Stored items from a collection
<<<<
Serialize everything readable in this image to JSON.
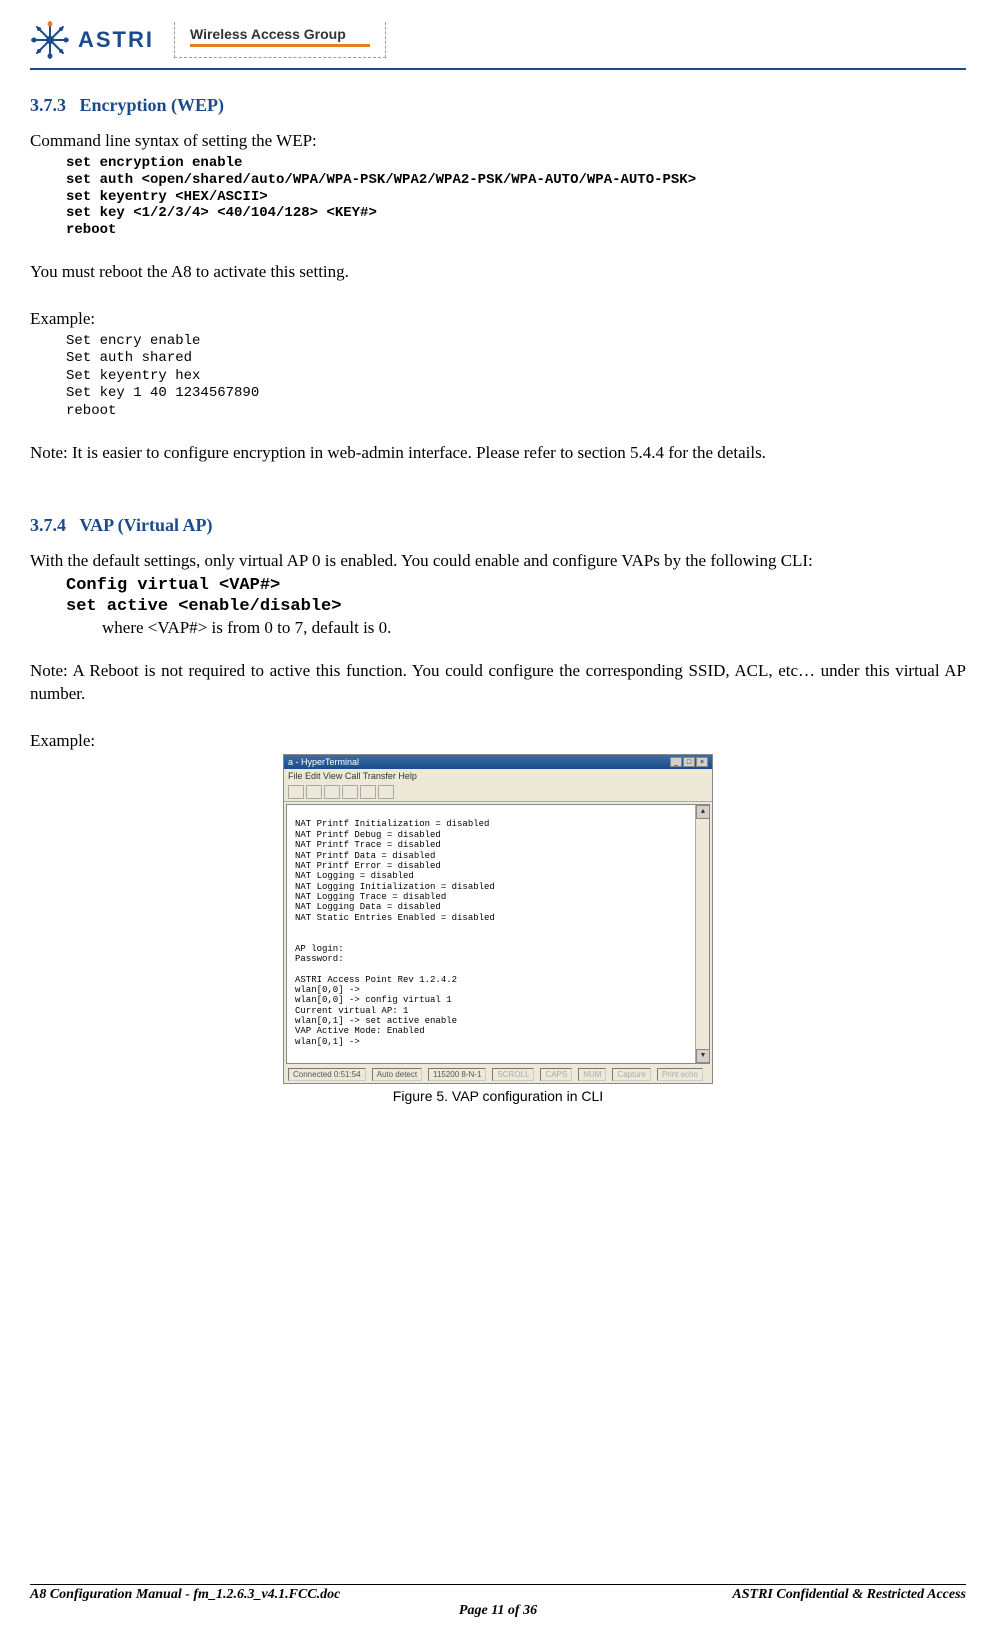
{
  "header": {
    "logo_text": "ASTRI",
    "group_label": "Wireless Access Group"
  },
  "section1": {
    "number": "3.7.3",
    "title": "Encryption (WEP)",
    "intro": "Command line syntax of setting the WEP:",
    "code": "set encryption enable\nset auth <open/shared/auto/WPA/WPA-PSK/WPA2/WPA2-PSK/WPA-AUTO/WPA-AUTO-PSK>\nset keyentry <HEX/ASCII>\nset key <1/2/3/4> <40/104/128> <KEY#>\nreboot",
    "reboot_note": "You must reboot the A8 to activate this setting.",
    "example_label": "Example:",
    "example_code": "Set encry enable\nSet auth shared\nSet keyentry hex\nSet key 1 40 1234567890\nreboot",
    "note": "Note: It is easier to configure encryption in web-admin interface. Please refer to section 5.4.4 for the details."
  },
  "section2": {
    "number": "3.7.4",
    "title": "VAP (Virtual AP)",
    "intro": "With the default settings, only virtual AP 0 is enabled. You could enable and configure VAPs by the following CLI:",
    "code": "Config virtual <VAP#>\nset active <enable/disable>",
    "where": "where <VAP#> is from 0 to 7, default is 0.",
    "note": "Note: A Reboot is not required to active this function. You could configure the corresponding SSID, ACL, etc… under this virtual AP number.",
    "example_label": "Example:"
  },
  "terminal": {
    "title": "a - HyperTerminal",
    "menu": "File  Edit  View  Call  Transfer  Help",
    "content": "NAT Printf Initialization = disabled\nNAT Printf Debug = disabled\nNAT Printf Trace = disabled\nNAT Printf Data = disabled\nNAT Printf Error = disabled\nNAT Logging = disabled\nNAT Logging Initialization = disabled\nNAT Logging Trace = disabled\nNAT Logging Data = disabled\nNAT Static Entries Enabled = disabled\n\n\nAP login:\nPassword:\n\nASTRI Access Point Rev 1.2.4.2\nwlan[0,0] ->\nwlan[0,0] -> config virtual 1\nCurrent virtual AP: 1\nwlan[0,1] -> set active enable\nVAP Active Mode: Enabled\nwlan[0,1] ->",
    "status": {
      "connected": "Connected 0:51:54",
      "autodetect": "Auto detect",
      "baud": "115200 8-N-1",
      "scroll": "SCROLL",
      "caps": "CAPS",
      "num": "NUM",
      "capture": "Capture",
      "printecho": "Print echo"
    }
  },
  "figure_caption": "Figure 5. VAP configuration in CLI",
  "footer": {
    "left": "A8 Configuration Manual - fm_1.2.6.3_v4.1.FCC.doc",
    "right": "ASTRI Confidential & Restricted Access",
    "center": "Page 11 of 36"
  }
}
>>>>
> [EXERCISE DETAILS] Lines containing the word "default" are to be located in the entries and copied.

> [EXERCISE OUTPUT]
    "intro": "With the default settings, only virtual AP 0 is enabled. You could enable and configure VAPs by the following CLI:",
    "where": "where <VAP#> is from 0 to 7, default is 0.",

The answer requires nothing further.